So long as no pictures are carried over, output the records below exactly.

[[ Exercise material, beginning ]]

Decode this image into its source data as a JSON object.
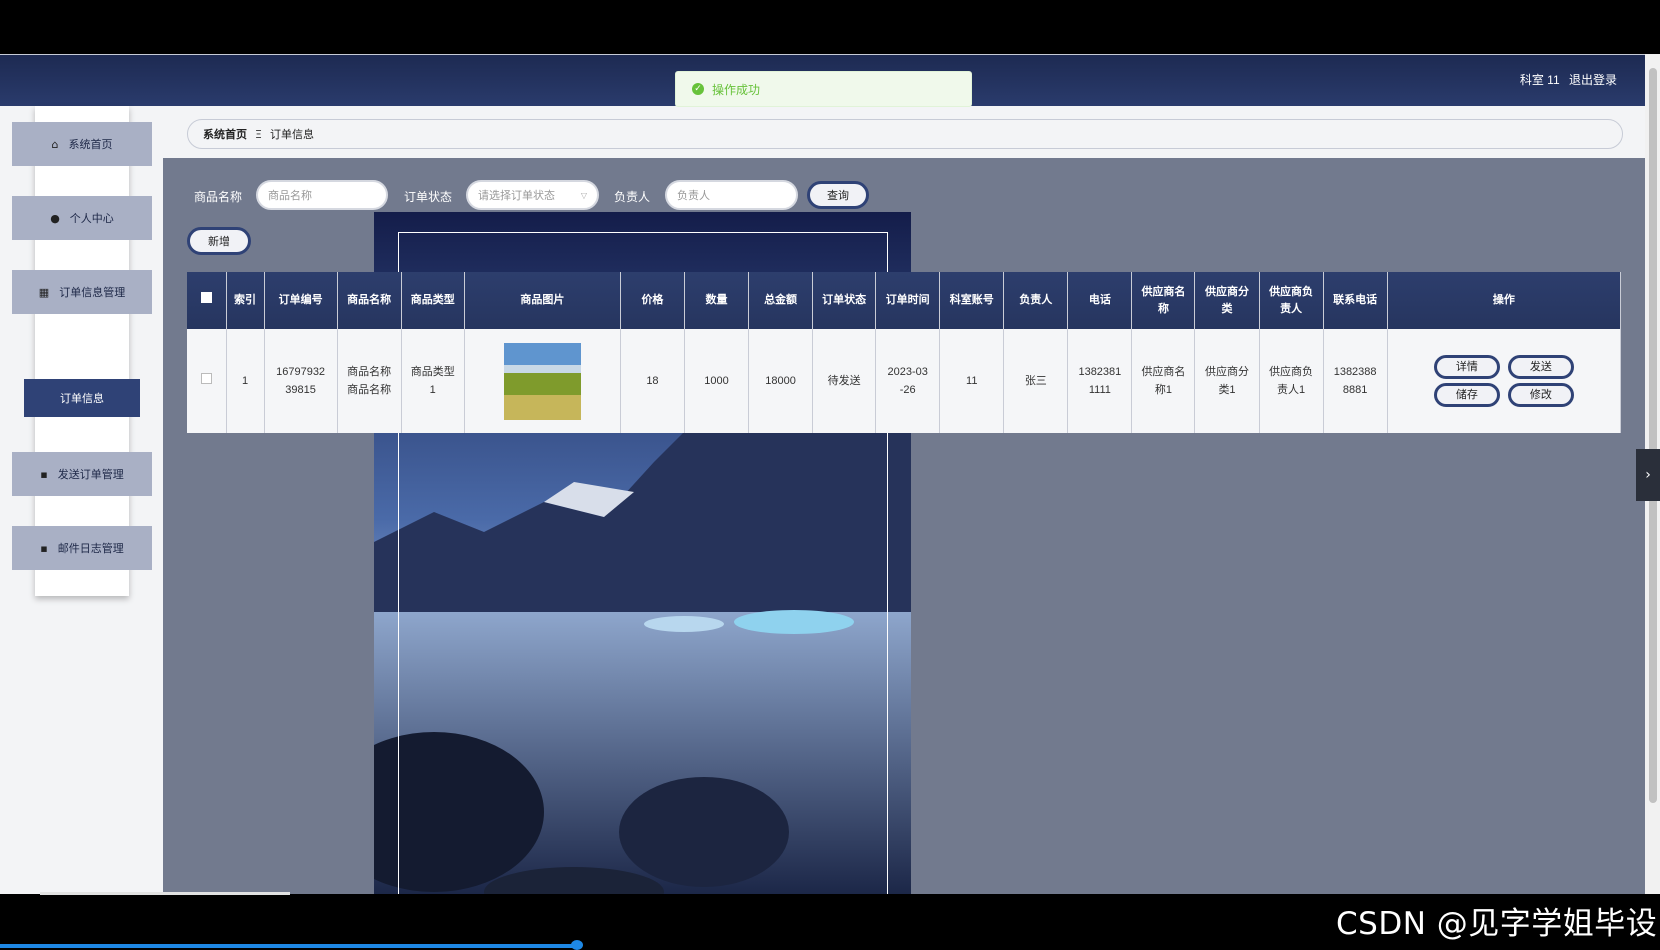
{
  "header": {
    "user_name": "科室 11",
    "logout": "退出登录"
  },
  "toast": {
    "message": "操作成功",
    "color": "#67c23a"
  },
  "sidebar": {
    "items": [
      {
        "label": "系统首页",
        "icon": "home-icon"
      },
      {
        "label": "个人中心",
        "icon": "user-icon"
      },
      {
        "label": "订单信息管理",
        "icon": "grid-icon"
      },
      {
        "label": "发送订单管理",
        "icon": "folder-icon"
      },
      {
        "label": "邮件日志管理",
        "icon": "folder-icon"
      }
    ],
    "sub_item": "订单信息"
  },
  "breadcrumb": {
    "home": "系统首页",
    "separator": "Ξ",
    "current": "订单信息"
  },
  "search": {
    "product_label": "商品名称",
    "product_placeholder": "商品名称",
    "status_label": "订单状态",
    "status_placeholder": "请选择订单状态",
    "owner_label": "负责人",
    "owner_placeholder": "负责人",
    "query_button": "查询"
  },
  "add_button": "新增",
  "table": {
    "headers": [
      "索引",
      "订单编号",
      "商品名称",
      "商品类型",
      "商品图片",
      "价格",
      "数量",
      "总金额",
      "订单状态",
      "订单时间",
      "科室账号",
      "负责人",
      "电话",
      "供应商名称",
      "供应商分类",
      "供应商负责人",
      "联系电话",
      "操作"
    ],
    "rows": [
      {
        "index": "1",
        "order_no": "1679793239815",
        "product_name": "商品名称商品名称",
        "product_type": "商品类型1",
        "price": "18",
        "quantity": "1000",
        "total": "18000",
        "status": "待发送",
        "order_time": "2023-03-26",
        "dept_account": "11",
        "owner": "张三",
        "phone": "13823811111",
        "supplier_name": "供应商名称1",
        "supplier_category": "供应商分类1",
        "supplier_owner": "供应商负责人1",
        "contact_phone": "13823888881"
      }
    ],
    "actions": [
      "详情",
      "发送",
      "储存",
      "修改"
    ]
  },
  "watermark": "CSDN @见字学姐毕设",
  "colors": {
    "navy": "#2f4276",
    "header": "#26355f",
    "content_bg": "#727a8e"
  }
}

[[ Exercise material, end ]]

◆ **Task solution**
Decode this image into its source data as a JSON object.
{
  "header": {
    "user_name": "科室 11",
    "logout": "退出登录"
  },
  "toast": {
    "message": "操作成功",
    "color": "#67c23a"
  },
  "sidebar": {
    "items": [
      {
        "label": "系统首页",
        "icon": "home-icon"
      },
      {
        "label": "个人中心",
        "icon": "user-icon"
      },
      {
        "label": "订单信息管理",
        "icon": "grid-icon"
      },
      {
        "label": "发送订单管理",
        "icon": "folder-icon"
      },
      {
        "label": "邮件日志管理",
        "icon": "folder-icon"
      }
    ],
    "sub_item": "订单信息"
  },
  "breadcrumb": {
    "home": "系统首页",
    "separator": "Ξ",
    "current": "订单信息"
  },
  "search": {
    "product_label": "商品名称",
    "product_placeholder": "商品名称",
    "status_label": "订单状态",
    "status_placeholder": "请选择订单状态",
    "owner_label": "负责人",
    "owner_placeholder": "负责人",
    "query_button": "查询"
  },
  "add_button": "新增",
  "table": {
    "headers": [
      "索引",
      "订单编号",
      "商品名称",
      "商品类型",
      "商品图片",
      "价格",
      "数量",
      "总金额",
      "订单状态",
      "订单时间",
      "科室账号",
      "负责人",
      "电话",
      "供应商名称",
      "供应商分类",
      "供应商负责人",
      "联系电话",
      "操作"
    ],
    "rows": [
      {
        "index": "1",
        "order_no": "1679793239815",
        "product_name": "商品名称商品名称",
        "product_type": "商品类型1",
        "price": "18",
        "quantity": "1000",
        "total": "18000",
        "status": "待发送",
        "order_time": "2023-03-26",
        "dept_account": "11",
        "owner": "张三",
        "phone": "13823811111",
        "supplier_name": "供应商名称1",
        "supplier_category": "供应商分类1",
        "supplier_owner": "供应商负责人1",
        "contact_phone": "13823888881"
      }
    ],
    "actions": [
      "详情",
      "发送",
      "储存",
      "修改"
    ]
  },
  "watermark": "CSDN @见字学姐毕设",
  "colors": {
    "navy": "#2f4276",
    "header": "#26355f",
    "content_bg": "#727a8e"
  }
}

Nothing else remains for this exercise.